§ **DESCRIPTION OF THE TASK**: Each entry needs to be copied exactly, with nothing left out.

··· DATA FOR THIS TASK ···

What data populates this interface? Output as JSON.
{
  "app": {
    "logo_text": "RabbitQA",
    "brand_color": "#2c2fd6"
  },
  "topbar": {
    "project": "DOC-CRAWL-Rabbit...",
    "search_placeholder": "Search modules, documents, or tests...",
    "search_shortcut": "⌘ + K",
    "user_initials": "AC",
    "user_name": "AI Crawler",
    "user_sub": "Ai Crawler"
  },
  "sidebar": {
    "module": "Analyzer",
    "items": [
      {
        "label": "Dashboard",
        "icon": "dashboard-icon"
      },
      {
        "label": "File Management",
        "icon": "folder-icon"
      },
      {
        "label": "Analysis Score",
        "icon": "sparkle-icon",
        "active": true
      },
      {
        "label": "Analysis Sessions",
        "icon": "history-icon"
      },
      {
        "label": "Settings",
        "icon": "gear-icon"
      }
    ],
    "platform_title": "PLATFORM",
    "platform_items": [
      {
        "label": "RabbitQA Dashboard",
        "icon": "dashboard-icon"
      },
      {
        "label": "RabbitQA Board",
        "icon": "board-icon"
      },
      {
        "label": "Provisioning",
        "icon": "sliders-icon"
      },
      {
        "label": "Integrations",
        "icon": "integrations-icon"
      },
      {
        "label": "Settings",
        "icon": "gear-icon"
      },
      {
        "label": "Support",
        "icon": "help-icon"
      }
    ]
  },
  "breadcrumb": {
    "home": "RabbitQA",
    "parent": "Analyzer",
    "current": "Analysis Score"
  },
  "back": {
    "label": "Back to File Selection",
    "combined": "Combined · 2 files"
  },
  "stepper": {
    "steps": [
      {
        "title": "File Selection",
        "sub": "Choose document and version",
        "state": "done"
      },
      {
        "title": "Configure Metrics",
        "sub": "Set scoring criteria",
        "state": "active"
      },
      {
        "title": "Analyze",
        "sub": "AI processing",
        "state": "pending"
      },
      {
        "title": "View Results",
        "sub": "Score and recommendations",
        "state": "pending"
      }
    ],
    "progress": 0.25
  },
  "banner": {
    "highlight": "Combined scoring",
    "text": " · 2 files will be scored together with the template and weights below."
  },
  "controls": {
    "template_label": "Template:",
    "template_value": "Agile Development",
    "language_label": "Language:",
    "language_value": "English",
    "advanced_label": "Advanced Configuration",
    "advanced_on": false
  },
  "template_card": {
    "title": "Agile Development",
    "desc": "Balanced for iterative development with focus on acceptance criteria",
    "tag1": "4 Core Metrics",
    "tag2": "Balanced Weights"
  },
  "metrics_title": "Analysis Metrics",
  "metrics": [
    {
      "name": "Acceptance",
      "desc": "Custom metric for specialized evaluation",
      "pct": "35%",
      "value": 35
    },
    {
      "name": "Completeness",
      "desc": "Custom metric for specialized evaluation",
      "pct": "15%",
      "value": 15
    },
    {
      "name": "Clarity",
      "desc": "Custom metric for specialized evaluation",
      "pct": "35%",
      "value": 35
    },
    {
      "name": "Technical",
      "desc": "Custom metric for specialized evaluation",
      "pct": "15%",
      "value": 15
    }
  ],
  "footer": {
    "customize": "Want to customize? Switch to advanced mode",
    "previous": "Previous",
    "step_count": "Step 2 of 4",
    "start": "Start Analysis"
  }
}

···

§ **REPLY TO THE EXERCISE**:
What data populates this interface? Output as JSON.
{
  "app": {
    "logo_text": "RabbitQA",
    "brand_color": "#2c2fd6"
  },
  "topbar": {
    "project": "DOC-CRAWL-Rabbit...",
    "search_placeholder": "Search modules, documents, or tests...",
    "search_shortcut": "⌘ + K",
    "user_initials": "AC",
    "user_name": "AI Crawler",
    "user_sub": "Ai Crawler"
  },
  "sidebar": {
    "module": "Analyzer",
    "items": [
      {
        "label": "Dashboard",
        "icon": "dashboard-icon"
      },
      {
        "label": "File Management",
        "icon": "folder-icon"
      },
      {
        "label": "Analysis Score",
        "icon": "sparkle-icon",
        "active": true
      },
      {
        "label": "Analysis Sessions",
        "icon": "history-icon"
      },
      {
        "label": "Settings",
        "icon": "gear-icon"
      }
    ],
    "platform_title": "PLATFORM",
    "platform_items": [
      {
        "label": "RabbitQA Dashboard",
        "icon": "dashboard-icon"
      },
      {
        "label": "RabbitQA Board",
        "icon": "board-icon"
      },
      {
        "label": "Provisioning",
        "icon": "sliders-icon"
      },
      {
        "label": "Integrations",
        "icon": "integrations-icon"
      },
      {
        "label": "Settings",
        "icon": "gear-icon"
      },
      {
        "label": "Support",
        "icon": "help-icon"
      }
    ]
  },
  "breadcrumb": {
    "home": "RabbitQA",
    "parent": "Analyzer",
    "current": "Analysis Score"
  },
  "back": {
    "label": "Back to File Selection",
    "combined": "Combined · 2 files"
  },
  "stepper": {
    "steps": [
      {
        "title": "File Selection",
        "sub": "Choose document and version",
        "state": "done"
      },
      {
        "title": "Configure Metrics",
        "sub": "Set scoring criteria",
        "state": "active"
      },
      {
        "title": "Analyze",
        "sub": "AI processing",
        "state": "pending"
      },
      {
        "title": "View Results",
        "sub": "Score and recommendations",
        "state": "pending"
      }
    ],
    "progress": 0.25
  },
  "banner": {
    "highlight": "Combined scoring",
    "text": " · 2 files will be scored together with the template and weights below."
  },
  "controls": {
    "template_label": "Template:",
    "template_value": "Agile Development",
    "language_label": "Language:",
    "language_value": "English",
    "advanced_label": "Advanced Configuration",
    "advanced_on": false
  },
  "template_card": {
    "title": "Agile Development",
    "desc": "Balanced for iterative development with focus on acceptance criteria",
    "tag1": "4 Core Metrics",
    "tag2": "Balanced Weights"
  },
  "metrics_title": "Analysis Metrics",
  "metrics": [
    {
      "name": "Acceptance",
      "desc": "Custom metric for specialized evaluation",
      "pct": "35%",
      "value": 35
    },
    {
      "name": "Completeness",
      "desc": "Custom metric for specialized evaluation",
      "pct": "15%",
      "value": 15
    },
    {
      "name": "Clarity",
      "desc": "Custom metric for specialized evaluation",
      "pct": "35%",
      "value": 35
    },
    {
      "name": "Technical",
      "desc": "Custom metric for specialized evaluation",
      "pct": "15%",
      "value": 15
    }
  ],
  "footer": {
    "customize": "Want to customize? Switch to advanced mode",
    "previous": "Previous",
    "step_count": "Step 2 of 4",
    "start": "Start Analysis"
  }
}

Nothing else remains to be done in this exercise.